# WHAT IS BEING ASKED
Without the pictures, give every record again exactly.

———

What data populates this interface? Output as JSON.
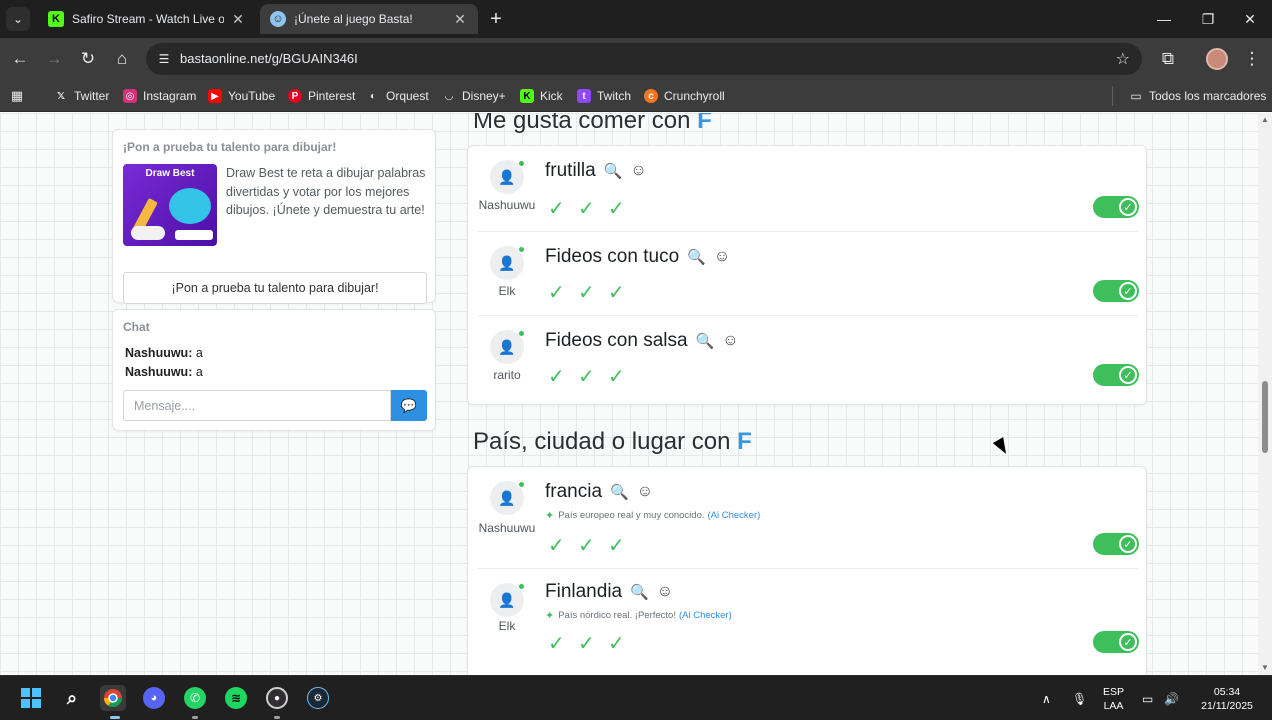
{
  "browser": {
    "tabs": [
      {
        "title": "Safiro Stream - Watch Live on K",
        "icon": "kick-icon",
        "active": false
      },
      {
        "title": "¡Únete al juego Basta!",
        "icon": "basta-icon",
        "active": true
      }
    ],
    "url": "bastaonline.net/g/BGUAIN346I",
    "bookmarks": [
      {
        "label": "Twitter",
        "icon": "x-icon"
      },
      {
        "label": "Instagram",
        "icon": "instagram-icon"
      },
      {
        "label": "YouTube",
        "icon": "youtube-icon"
      },
      {
        "label": "Pinterest",
        "icon": "pinterest-icon"
      },
      {
        "label": "Orquest",
        "icon": "orquest-icon"
      },
      {
        "label": "Disney+",
        "icon": "disney-icon"
      },
      {
        "label": "Kick",
        "icon": "kick-icon"
      },
      {
        "label": "Twitch",
        "icon": "twitch-icon"
      },
      {
        "label": "Crunchyroll",
        "icon": "crunchyroll-icon"
      }
    ],
    "all_bookmarks": "Todos los marcadores"
  },
  "promo": {
    "heading": "¡Pon a prueba tu talento para dibujar!",
    "image_label": "Draw Best",
    "text": "Draw Best te reta a dibujar palabras divertidas y votar por los mejores dibujos. ¡Únete y demuestra tu arte!",
    "cta": "¡Pon a prueba tu talento para dibujar!"
  },
  "chat": {
    "heading": "Chat",
    "messages": [
      {
        "user": "Nashuuwu:",
        "text": "a"
      },
      {
        "user": "Nashuuwu:",
        "text": "a"
      }
    ],
    "placeholder": "Mensaje...."
  },
  "sections": [
    {
      "title": "Me gusta comer con",
      "letter": "F",
      "answers": [
        {
          "user": "Nashuuwu",
          "word": "frutilla",
          "ai_note": "",
          "ai_checker": "",
          "votes": 3,
          "valid": true
        },
        {
          "user": "Elk",
          "word": "Fideos con tuco",
          "ai_note": "",
          "ai_checker": "",
          "votes": 3,
          "valid": true
        },
        {
          "user": "rarito",
          "word": "Fideos con salsa",
          "ai_note": "",
          "ai_checker": "",
          "votes": 3,
          "valid": true
        }
      ]
    },
    {
      "title": "País, ciudad o lugar con",
      "letter": "F",
      "answers": [
        {
          "user": "Nashuuwu",
          "word": "francia",
          "ai_note": "País europeo real y muy conocido.",
          "ai_checker": "(Ai Checker)",
          "votes": 3,
          "valid": true
        },
        {
          "user": "Elk",
          "word": "Finlandia",
          "ai_note": "País nórdico real. ¡Perfecto!",
          "ai_checker": "(Ai Checker)",
          "votes": 3,
          "valid": true
        }
      ]
    }
  ],
  "taskbar": {
    "lang_top": "ESP",
    "lang_bottom": "LAA",
    "time": "05:34",
    "date": "21/11/2025"
  },
  "colors": {
    "accent_blue": "#3399e6",
    "valid_green": "#3fbf5b"
  }
}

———

# RESPONSE
What data populates this interface? Output as JSON.
{
  "browser": {
    "tabs": [
      {
        "title": "Safiro Stream - Watch Live on K",
        "icon": "kick-icon",
        "active": false
      },
      {
        "title": "¡Únete al juego Basta!",
        "icon": "basta-icon",
        "active": true
      }
    ],
    "url": "bastaonline.net/g/BGUAIN346I",
    "bookmarks": [
      {
        "label": "Twitter",
        "icon": "x-icon"
      },
      {
        "label": "Instagram",
        "icon": "instagram-icon"
      },
      {
        "label": "YouTube",
        "icon": "youtube-icon"
      },
      {
        "label": "Pinterest",
        "icon": "pinterest-icon"
      },
      {
        "label": "Orquest",
        "icon": "orquest-icon"
      },
      {
        "label": "Disney+",
        "icon": "disney-icon"
      },
      {
        "label": "Kick",
        "icon": "kick-icon"
      },
      {
        "label": "Twitch",
        "icon": "twitch-icon"
      },
      {
        "label": "Crunchyroll",
        "icon": "crunchyroll-icon"
      }
    ],
    "all_bookmarks": "Todos los marcadores"
  },
  "promo": {
    "heading": "¡Pon a prueba tu talento para dibujar!",
    "image_label": "Draw Best",
    "text": "Draw Best te reta a dibujar palabras divertidas y votar por los mejores dibujos. ¡Únete y demuestra tu arte!",
    "cta": "¡Pon a prueba tu talento para dibujar!"
  },
  "chat": {
    "heading": "Chat",
    "messages": [
      {
        "user": "Nashuuwu:",
        "text": "a"
      },
      {
        "user": "Nashuuwu:",
        "text": "a"
      }
    ],
    "placeholder": "Mensaje...."
  },
  "sections": [
    {
      "title": "Me gusta comer con",
      "letter": "F",
      "answers": [
        {
          "user": "Nashuuwu",
          "word": "frutilla",
          "ai_note": "",
          "ai_checker": "",
          "votes": 3,
          "valid": true
        },
        {
          "user": "Elk",
          "word": "Fideos con tuco",
          "ai_note": "",
          "ai_checker": "",
          "votes": 3,
          "valid": true
        },
        {
          "user": "rarito",
          "word": "Fideos con salsa",
          "ai_note": "",
          "ai_checker": "",
          "votes": 3,
          "valid": true
        }
      ]
    },
    {
      "title": "País, ciudad o lugar con",
      "letter": "F",
      "answers": [
        {
          "user": "Nashuuwu",
          "word": "francia",
          "ai_note": "País europeo real y muy conocido.",
          "ai_checker": "(Ai Checker)",
          "votes": 3,
          "valid": true
        },
        {
          "user": "Elk",
          "word": "Finlandia",
          "ai_note": "País nórdico real. ¡Perfecto!",
          "ai_checker": "(Ai Checker)",
          "votes": 3,
          "valid": true
        }
      ]
    }
  ],
  "taskbar": {
    "lang_top": "ESP",
    "lang_bottom": "LAA",
    "time": "05:34",
    "date": "21/11/2025"
  },
  "colors": {
    "accent_blue": "#3399e6",
    "valid_green": "#3fbf5b"
  }
}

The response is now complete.